Extracted data: Begin

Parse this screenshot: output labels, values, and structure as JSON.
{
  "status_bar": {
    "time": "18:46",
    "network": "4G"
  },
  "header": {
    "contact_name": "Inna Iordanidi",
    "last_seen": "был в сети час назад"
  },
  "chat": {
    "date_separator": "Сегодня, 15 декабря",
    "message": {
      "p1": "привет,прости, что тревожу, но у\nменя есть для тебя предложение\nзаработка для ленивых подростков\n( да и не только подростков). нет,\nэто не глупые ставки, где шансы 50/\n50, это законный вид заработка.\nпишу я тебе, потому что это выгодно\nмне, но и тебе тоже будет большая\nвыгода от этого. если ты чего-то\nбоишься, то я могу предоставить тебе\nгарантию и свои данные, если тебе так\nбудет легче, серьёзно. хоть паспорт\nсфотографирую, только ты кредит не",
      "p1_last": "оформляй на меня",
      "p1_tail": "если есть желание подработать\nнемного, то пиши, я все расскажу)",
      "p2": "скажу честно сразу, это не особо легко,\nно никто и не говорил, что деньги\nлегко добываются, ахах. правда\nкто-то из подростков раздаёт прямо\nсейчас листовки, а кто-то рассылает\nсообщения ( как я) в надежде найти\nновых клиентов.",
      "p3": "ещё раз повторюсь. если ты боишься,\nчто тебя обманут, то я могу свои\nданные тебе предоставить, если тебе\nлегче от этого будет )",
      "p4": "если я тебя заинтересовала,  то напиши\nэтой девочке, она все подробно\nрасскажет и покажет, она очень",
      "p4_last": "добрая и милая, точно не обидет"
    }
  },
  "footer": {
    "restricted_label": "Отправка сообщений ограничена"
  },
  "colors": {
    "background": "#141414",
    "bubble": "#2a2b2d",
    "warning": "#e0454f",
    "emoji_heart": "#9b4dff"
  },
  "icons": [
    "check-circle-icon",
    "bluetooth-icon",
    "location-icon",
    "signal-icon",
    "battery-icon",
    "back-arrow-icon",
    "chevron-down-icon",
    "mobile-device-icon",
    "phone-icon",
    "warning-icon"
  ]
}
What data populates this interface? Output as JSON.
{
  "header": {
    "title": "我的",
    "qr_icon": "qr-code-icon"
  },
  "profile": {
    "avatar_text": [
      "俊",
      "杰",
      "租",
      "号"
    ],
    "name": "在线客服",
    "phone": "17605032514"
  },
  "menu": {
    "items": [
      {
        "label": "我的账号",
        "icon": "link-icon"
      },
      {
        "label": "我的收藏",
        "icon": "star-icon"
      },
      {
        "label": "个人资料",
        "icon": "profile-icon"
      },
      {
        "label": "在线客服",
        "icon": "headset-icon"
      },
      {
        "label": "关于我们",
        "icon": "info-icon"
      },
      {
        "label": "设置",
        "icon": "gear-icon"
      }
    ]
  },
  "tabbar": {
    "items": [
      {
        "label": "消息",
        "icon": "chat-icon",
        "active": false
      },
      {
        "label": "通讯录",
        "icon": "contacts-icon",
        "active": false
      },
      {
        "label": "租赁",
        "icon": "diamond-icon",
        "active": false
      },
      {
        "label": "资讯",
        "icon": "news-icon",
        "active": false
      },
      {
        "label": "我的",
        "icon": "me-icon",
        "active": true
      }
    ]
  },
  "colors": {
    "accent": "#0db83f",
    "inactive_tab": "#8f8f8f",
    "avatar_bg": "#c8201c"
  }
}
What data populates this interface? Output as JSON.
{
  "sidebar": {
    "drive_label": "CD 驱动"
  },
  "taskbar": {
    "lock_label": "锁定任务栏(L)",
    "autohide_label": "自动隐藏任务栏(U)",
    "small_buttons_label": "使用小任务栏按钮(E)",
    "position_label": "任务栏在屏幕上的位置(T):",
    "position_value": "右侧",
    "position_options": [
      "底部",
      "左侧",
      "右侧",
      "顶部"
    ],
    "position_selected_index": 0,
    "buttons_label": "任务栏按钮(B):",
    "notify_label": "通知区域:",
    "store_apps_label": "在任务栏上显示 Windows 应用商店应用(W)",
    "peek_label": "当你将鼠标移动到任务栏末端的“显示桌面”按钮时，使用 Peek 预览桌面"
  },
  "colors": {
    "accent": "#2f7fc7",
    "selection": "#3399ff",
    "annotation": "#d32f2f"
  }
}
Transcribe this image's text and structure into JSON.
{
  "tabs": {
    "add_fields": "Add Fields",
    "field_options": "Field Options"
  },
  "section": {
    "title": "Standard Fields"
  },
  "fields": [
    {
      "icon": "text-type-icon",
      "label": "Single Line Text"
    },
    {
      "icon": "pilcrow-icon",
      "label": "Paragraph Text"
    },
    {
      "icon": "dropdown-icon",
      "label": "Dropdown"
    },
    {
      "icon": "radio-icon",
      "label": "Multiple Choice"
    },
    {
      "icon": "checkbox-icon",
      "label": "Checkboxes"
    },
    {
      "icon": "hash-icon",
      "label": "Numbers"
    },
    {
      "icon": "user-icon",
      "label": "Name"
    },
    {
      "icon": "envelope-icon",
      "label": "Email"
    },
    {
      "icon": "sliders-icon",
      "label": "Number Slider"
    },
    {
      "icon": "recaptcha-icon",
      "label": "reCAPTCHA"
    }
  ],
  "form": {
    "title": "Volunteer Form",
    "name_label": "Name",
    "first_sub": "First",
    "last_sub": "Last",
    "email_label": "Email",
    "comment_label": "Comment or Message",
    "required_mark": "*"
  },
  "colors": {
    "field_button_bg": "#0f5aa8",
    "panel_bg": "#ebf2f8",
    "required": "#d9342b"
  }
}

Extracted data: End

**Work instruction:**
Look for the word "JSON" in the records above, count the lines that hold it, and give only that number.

**Expected answer:**
4